Every day over the festive period here on UniteLive, we will highlight a different ‘hero of the year’. Today, we honour bank branch workers, who like other frontline workers, never stopped working even in the first lockdown.
Back in May, we spoke to Unite rep and bank worker Margaret, who told of the struggles they faced working at the height of the pandemic. Read more in our feature below.
‘IT’S TIME BANK WORKERS WERE RECOGNISED‘
Nurses, paramedics, delivery drivers, supermarket and bus workers – these are only some of the key workers who have rightly been lauded as heroes amid the coronavirus crisis. But there are many others amid the pandemic who have not had the recognition they deserve as they continue going to work and risking their lives to help others.
Unite rep Margaret* works at a bank branch and she and her colleagues play an absolutely vital role at a time when the vast majority of businesses are shut during the lockdown.
“We’re here to look after our vulnerable customers – those who live on the breadline who are waiting for money to come into their account,” she said. “Others are elderly and need help with their banking, or maybe someone has a daughter down the road and needs to get money into her account. Others don’t have enough money in their accounts and need to come into the branch to put money in to pay their bills. We know our vulnerable customers personally and just as before the epidemic we feel we have a duty to look after them especially at this time of crisis.”
But Margaret and her colleagues feel angry and let down by their employer as they expose themselves to a deadly pandemic without any leadership from upper management. While the branches are open for limited hours, staff haven’t been given the guidelines they need to keep themselves safe.
“We’re only supposed to take on absolutely essential work – but this is left to our own discretion and neither branch workers nor our customers have been given any guidelines as to what constitutes essential. When we turn a customer down for what we see as obviously non-essential requests – for example someone who might come in with a £10 cheque with no expiry on it – and they complain, then we get it in the neck from the bosses.”
Margaret says that because of this lack of clarity, customers who may not know any better come to the bank when they don’t need to – the queues she says have only gotten longer and longer each day – and so increase bank workers’ risk of exposure. This risk is especially heightened when handling bank notes and coins, which the World Health Organisation (WHO) has said can transmit the virus.
“I’ve taken up this issue with upper management time and again but they simply won’t listen – they’re working from home and they’re making all these decisions from the safety of their own home. None of them have said okay I’ll actually come in and spend a couple of hours in the branch to understand the reality of what you’re facing.
“Now with Boris Johnson saying we’ve reached the peak of the virus, even more customers have come in. Just this morning before we even opened we had more than ten people queueing. People have even brought chairs to queue up.”
Adequate personal protective equipment (PPE) has also been a major issue for her and her colleagues, Margaret notes.

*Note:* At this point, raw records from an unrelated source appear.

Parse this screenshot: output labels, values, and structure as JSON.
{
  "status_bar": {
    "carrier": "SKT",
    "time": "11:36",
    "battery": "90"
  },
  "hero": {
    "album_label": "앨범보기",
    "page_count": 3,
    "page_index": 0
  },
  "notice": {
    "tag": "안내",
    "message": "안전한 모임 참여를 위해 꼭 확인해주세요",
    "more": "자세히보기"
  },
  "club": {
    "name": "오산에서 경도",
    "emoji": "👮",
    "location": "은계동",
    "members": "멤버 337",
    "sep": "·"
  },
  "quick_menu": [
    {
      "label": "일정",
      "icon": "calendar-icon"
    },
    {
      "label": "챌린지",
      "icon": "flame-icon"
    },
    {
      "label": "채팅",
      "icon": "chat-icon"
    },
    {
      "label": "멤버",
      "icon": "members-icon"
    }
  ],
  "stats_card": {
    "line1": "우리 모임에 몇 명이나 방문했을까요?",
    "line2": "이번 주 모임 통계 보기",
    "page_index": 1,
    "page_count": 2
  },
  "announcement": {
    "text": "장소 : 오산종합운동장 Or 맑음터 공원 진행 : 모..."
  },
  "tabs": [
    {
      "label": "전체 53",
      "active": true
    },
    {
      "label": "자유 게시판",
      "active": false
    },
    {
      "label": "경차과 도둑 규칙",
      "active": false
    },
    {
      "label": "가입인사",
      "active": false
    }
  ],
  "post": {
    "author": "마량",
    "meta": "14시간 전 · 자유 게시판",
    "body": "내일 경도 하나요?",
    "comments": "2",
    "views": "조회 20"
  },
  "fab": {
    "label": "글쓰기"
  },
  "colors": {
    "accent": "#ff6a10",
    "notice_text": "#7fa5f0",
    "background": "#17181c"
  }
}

“We have screens now but those only came in last week,” she said. “Gloves also came in three weeks after they were supposed to. I’ve had to personally source and bring in gloves for my colleagues – the bank says they’ll reimburse us but that’s not the point.”
Anxiety among staff at the branch where Margaret works is now running extremely high, and it’s only being exacerbated as the government signals an ease of the lockdown as early as next week, which many critics have said is premature.
“After Sunday’s announcement from Boris Johnson, I suspect the bank will immediately start extending our opening hours,” she said. “People will think – okay we’re back to normal and it’s all over. Sunday’s announcement absolutely petrifies all of us at the branch because whatever the prime minister says, people will hear what they want to hear. Already customers are demanding that we open the tills we’ve had to close to maintain social distancing. They’re asking why we can’t let people in more than two at a time.”
Despite the extreme stress that Margaret and her colleagues are all now under, she said what motivates them is not only their duty to their customers in need but also their loyalty to each other.
“There is a sense among our team – and we have a brilliant team – that we are in this together,” she said. “I would do anything for my team and they would do anything for me.”
Margaret urges other bank branch workers who are working through the crisis to stand together with each other and to be brave and vocal.
“If you feel it’s not the right thing to do for your personal safety, then don’t do it,” she said.
“I’ve been very outspoken throughout the crisis and have been told twice already by bosses that after all this is over, that you don’t want be remembered by management for the wrong things. My answer to them is this – if by ‘wrong things’ you mean caring for my colleagues, then yes, I do want to be remembered for those things.”
Unite national officer Dominic Hook hailed the work that Margaret and other bank branches workers are now doing – and called for action from the banks to protect their safety.
“Members working in bank branches have continued to go to work and provide essential services to their communities and it’s time they were recognised for this important work,” he said. “Some banks need to work much harder to get the message across to the public about whether their visit to a branch is essential and provide clear guidance in the branch.”
*Name changed to protect privacy
By Hajera Blagg